The only exceptions I know of are the Sony STR-DA4600ES and DA5600ES, which can send the signal from an HDMI or component-video source to the second zone via component. Actually, the second-zone video output is CAT5, a type of cable that can run hundreds of feet, and a balun in the remote zone converts CAT5 to 1080i component video. (BTW, you might think that the two independent HDMI outputs on the 5600ES, which are labeled in the photo above, might work for this application, but they can only be used one at a time. These outputs are intended for installations with a front projector and flat panel in the main zone.)
Update: It turns out that Sony misinformed me about the capabilities of the STR-DA4600ES and DA5600ES. They cannot send an HDMI source to the remote zone; they can only send HD from a component source to the remote zone.
Two Subs Are Better Than One
Many of the new A/V receivers this year have 7.2, 9.2, or even 11.2 channels, as opposed to 5.1 or 7.1. Does that mean we can now connect two subwoofers to the receiver? If so, do they have to be exactly the same make and model?

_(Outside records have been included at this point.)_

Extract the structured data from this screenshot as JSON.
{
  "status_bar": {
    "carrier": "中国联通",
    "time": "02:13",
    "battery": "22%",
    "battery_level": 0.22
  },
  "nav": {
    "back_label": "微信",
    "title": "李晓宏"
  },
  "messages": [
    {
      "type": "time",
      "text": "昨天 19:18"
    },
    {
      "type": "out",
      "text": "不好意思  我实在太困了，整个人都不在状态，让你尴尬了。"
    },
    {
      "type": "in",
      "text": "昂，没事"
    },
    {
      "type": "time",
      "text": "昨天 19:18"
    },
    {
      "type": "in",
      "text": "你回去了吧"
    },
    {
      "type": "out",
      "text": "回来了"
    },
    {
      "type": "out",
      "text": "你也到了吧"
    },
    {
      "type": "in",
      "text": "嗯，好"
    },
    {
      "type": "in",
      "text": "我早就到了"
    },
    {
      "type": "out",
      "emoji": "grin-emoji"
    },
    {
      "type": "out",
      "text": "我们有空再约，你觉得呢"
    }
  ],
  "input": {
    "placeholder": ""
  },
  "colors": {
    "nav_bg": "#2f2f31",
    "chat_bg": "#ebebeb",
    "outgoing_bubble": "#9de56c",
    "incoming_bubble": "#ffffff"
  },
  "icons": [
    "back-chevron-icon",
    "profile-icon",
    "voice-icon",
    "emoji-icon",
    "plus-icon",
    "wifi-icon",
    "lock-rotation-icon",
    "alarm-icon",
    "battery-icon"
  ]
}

For example, if I have a REL T-3, can I add a REL T-2?
Yes, the ".2" means you can connect two subs to the AVR. In most cases, both subs play the same signal, but the judicious placement of two subs can substantially improve the low-frequency performance of your system over what one sub can do. Sub placement is a complicated subject, but if you have a closed, rectangular room and you sit near the middle of that room, placing the two subs at the halfway points of the side walls is usually a good starting place.
As for make and model, I suspect it's better if they are as close to identical as possible. I don't think you'll have any problem with the two RELsthe T-2 has a little more power and a larger passive radiator than the T-3, but they have the same frequency-response specs, and I would guess that they are voiced very similarly, so you should be fine.
Time to Convert
Does the typical A/V receiver convert component video _to HDMI so the receiver can act as a true A/V switcher? It_ appears that some models (e.g., Pioneer VSX-520) do not have this feature. I_ would hate to purchase a component-to-HDMI box just for my Wii.
Many AVRs do exactly what you're asking about, though they are generally the more expensive models. For example, the Pioneer VSX-920which is two steps above the 520offers this feature at a retail price of $399. (The 520 is $229.)
However, you need to be a bit careful when selecting an AVR with this capability. In particular, make sure it doesn't do anything untoward to the video signal. How do you determine this? By reading the AVR reviews in Home Theater and on HomeTheaterMag.com. In all of our recent receiver reviews, there's a section called Video Test Bench in which Tom Norton tests the video processing of the AVR, including its conversion from component to HDMI.
If you have a home-theater question, please send it to firstname.lastname@example.org.